DATING MY OLD BOTTLE
Bottles Without Mold Seams
Check bottle for mold seams. The earliest bottles were made by a glassblower using a blowpipe, and free-blown bottles will lack seams.
Check for a pontil mark. A free-blown bottle will often exhibit a scar on its base from when the bottle was detached from the blowpipe (pontil).
Check for bottle symmetry. If the bottle lacks mold seams but exhibits a high degree of symmetry, it may be dip- or turn-molded and probably dates before 1850.
Bottles With Mold Seams
Check to see if seams go all the way from the base to the lip. If the seam disappears in the neck, then the bottle was probably “blown-in-mold,” and dates circa 1800s to 1915.
Note if bottle has seams that extend all the way to the lip. These are machine made and date from the early 20th century and later.
Check for a “suction” scar on the base. Bottles with mold seams and suction scars are made in an Owens Automatic Bottle Machine and date after 1903. The Owens machine revolutionized the bottle industry, and made bottles very common objects.
Bottles with Labels and Embossed Lettering
Check for embossed lettering. Embossed lettering can date prior to 1850, but most date to the late 19th century and later. Embossed lettering is especially common on patent medicine bottles that date from the mid-19th century through the early 20th century.
Check for embossed lettering on the base. This often indicates the bottle manufacturer and will help date the bottle.
Check for the following lettering: Federal Law Forbids Sale or Reusw of This Bottle. These are liquor bottles that date from 1935-1960s.
Check for applied color labeling. These bottles date after 1940.
(Historic Glass Bottle Identification & Information Website)
Free-blown (no mold)
No mold seams
Asymmetrical and non-uniform
Up to about the 1860s in the archaeological record
Simple Two-piece mold (“Hinged mold”
Mold seam extends from just below finish, down the neck and side, across the bottom, and up the other side
Symmetrical, uniform shapes
May have embossed lettering on body, especially after 1869 Ca. 1810-1880 “Cup” mold
Mold seam on each side that extends from just below the finish down to the edge (“heel”) of the base
Most-common technology in the late 19th and early 20th centuries (ca. 1850s-1920s) Post mold
Bottle made in a three-piece mold with separate base plate
Side seam continues onto base, then is interrupted by the circular (sometimes oval) post
Dominant mold type used between about 1870 and 1900
1840s–early 1900s (sometimes later) Ricketts mold

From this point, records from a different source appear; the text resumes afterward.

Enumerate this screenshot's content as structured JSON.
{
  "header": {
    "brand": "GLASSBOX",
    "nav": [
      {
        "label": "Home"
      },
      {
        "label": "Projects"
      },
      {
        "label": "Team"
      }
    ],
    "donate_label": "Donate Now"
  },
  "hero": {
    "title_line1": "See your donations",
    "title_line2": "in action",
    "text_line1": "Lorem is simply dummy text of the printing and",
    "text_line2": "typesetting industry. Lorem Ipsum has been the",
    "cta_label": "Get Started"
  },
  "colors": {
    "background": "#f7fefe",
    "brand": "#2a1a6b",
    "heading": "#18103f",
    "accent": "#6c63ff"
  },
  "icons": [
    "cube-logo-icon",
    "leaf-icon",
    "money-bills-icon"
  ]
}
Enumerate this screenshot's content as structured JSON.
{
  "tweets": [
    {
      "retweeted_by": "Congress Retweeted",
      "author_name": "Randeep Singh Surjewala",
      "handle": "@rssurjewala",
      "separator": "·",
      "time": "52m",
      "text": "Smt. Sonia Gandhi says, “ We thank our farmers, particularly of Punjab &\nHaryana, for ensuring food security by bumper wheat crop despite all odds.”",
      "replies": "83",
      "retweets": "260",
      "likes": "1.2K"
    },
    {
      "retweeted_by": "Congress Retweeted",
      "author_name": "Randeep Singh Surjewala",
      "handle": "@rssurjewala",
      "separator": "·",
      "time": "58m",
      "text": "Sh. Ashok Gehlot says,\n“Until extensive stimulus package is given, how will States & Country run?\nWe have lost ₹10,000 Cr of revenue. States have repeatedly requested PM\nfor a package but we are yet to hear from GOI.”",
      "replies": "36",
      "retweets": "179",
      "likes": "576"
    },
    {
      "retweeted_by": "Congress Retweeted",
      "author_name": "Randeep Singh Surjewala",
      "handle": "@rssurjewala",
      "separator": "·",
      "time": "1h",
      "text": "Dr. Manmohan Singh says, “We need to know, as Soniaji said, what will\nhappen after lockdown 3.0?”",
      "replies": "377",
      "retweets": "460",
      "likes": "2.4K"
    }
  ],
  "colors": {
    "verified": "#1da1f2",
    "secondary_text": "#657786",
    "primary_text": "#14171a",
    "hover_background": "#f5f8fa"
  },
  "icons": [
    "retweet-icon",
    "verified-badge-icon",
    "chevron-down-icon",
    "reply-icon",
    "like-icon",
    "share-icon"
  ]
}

No mold seams on body; horizontal seam around circumference where body joins shoulder, and vertical seam part-way up each shoulder
Often used for liquor and pharmaceutical bottles 1820s–1920s Turn mold
Bottle turned while in mold, obliterating seams
Often used for wine/champagne and brandy bottles (usually dark green)
No embossed lettering; glass highly polished from turning in mold Ca.1870–World War I Automatic bottle machine
Bottles made by machine, rather than blown
Seams run all the way up the bottle and over the finish
Made in large numbers beginning after World War I (though the first machine was invented in the 1890s) Sheared lip
Bottle neck stretched and cut, end ground or re-fired to make smooth
Bubbles in glass also will be stretched and elongated; vertical stretch marks visible on neck
Pre-1860s Hand-applied finish
Bottle re-heated and ring of glass applied to neck by hand
Ring very asymmetrical, sometimes “globby” Ca. 1840-1860 Lipping tool Applied ring of glass smoothed into a more-uniform shape using a hand-held lipping tool
Striations around circumference of neck from lipping tool; mold seam stops at neck (obliterated by lipping tool)
After 1856 Automatic bottle machine
Entire bottle, including finish, made by machine
Lip completely symmetrical and even
Mold seam runs over lip
After World War I Interior-threaded
Screw-in top with plug inside bottle
Interior threads on bottle finish 1870s-1900
Exterior-threaded (“screw cap
Screw-on top with cap outside bottle
Exterior threads on bottle finish
Mid-1880s-present (threads standardized after 1924); metal caps on early examples, metal or plastic after 1930s Hutchinson “spring” stopper
Rubber gasket inside bottle neck, with metal-loop handle
Stopper could not be removed from (intact) bottle
1879-1915 “Lightning” stopper
Ceramic plug held in place by metal loop attached to metal ring around bottle neck
Bottle finish with wide, prominent lip to hold ring in place
1882-1920s (still used, but not in large numbers – think Grolsch Beer) “Crown” cap Metal, inverted-crown-shaped cap Bottle finish with narrow ring at top to hold cap 1892-present